"I think we're all entitled to some level of privacy ... It seems like in this country we've lost a sense of decency. I didn't commit any crime; I don't think I've done anything wrong," he told the prosecutor.
Salvadoran immigrant Ingmar Guandique is on trial for Levy's murder and an attempted assault on her in 2001. Prosecutors say Guandique had a history of assaulting female joggers in Rock Creek Park, where Levy's remains were found.
Throughout his testimony, Condit, a Democrat who represented parts of central California, referred to police investigators he believed were hounding him unfairly. He constantly referred to the media attention as a "circus" and said investigators were "out of line" when they demanded to interview his wife.
Condit also became emotional when he described how the Sept. 11, 2001, terrorist attacks wiped his name from the headlines. He said there were 100 reporters staking out his apartment that morning. After the planes hit, they were all gone, he said.
At the end of his direct testimony, prosecutor Amanda Haines asked Condit directly: Did you murder Chandra Levy? He responded "No." He also responded "no, ma'am" to the question of whether he had anything to do with her disappearance.
Haines never asked Condit if he and Levy had an affair, but she did ask why he never acknowledged an affair. His voice broke slightly, and he said it was "purely based on principle."
On cross-examination, though, public defender Maria Hawilo put the question to Condit directly: Did you ever have an intimate relationship with Levy?
"I have already stated I'm not going to respond to those questions," Condit said.
Hawilo persisted until Superior Court Judge Gerald Fisher told her to move on.
It is Levy's relationship with Condit that vaulted her disappearance into a national sensation nine years ago. Police no longer believe he had anything to do with Levy's death.
Condit testified Monday that he fully cooperated with the investigation, despite his concerns that detectives were "incompetent" and out to get him.
The only question he refused to answer, he said, was when a detective asked in an initial interview if he'd had a sexual relationship with Levy.
Condit said he responded: "If you can tell me why that's relevant, I can answer the question." He said the detective never answered and the interview ended.

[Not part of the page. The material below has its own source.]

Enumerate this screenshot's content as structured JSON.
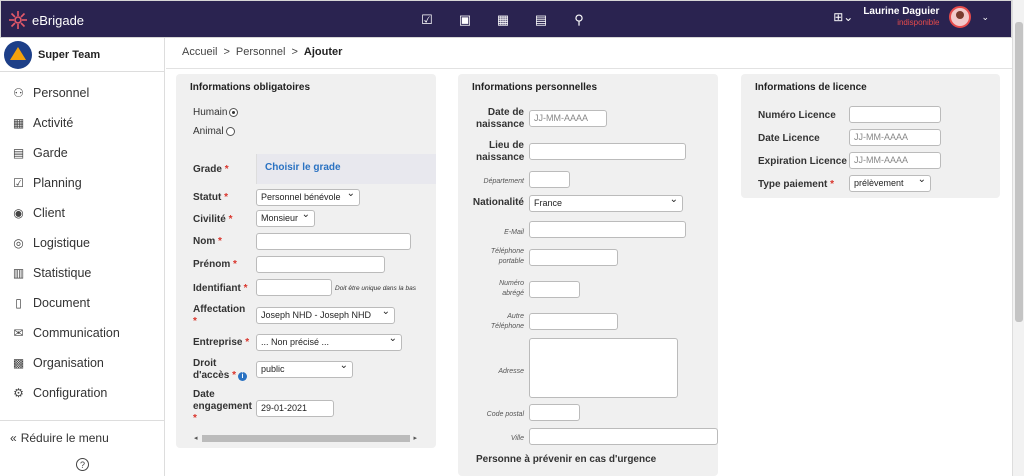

Until that interview -- about a week after Levy went missing -- Condit said he never realized he was considered a suspect. He had called D.C. police at the urging of Levy's father to make sure they were taking Levy's disappearance seriously, and he assumed that initial interview with police was to provide him with an update on the investigation's status.
Condit testified that he last saw Levy a week before she disappeared and they discussed whether he could help her make some contacts with the FBI and other law enforcement agencies where she hoped to work. Condit told her he would help.
"We never had a fight. We never had any cross words," he said. Condit, whose hair has gone completely gray, was dressed in a blue oxford shirt and a sport coat. He described himself as retired.
Taking careful notes on his testimony was Chandra's mother Susan Levy, who has been in the courtroom throughout the trial and was fiercely critical of Condit throughout the investigation.
Prosecutors acknowledged in their opening statement that police failed in the Levy investigation by focusing on Condit to the exclusion of others, allowing Guandique to "hide in plain sight" as investigators failed to link Levy's disappearance with the attacks on the other joggers in Rock Creek Park, even though Levy had looked up information on Rock Creek Park on her laptop right before she disappeared.
Defense attorneys have said the investigation was bungled so badly that it has been impossibly compromised and Guandique has been made a scapegoat.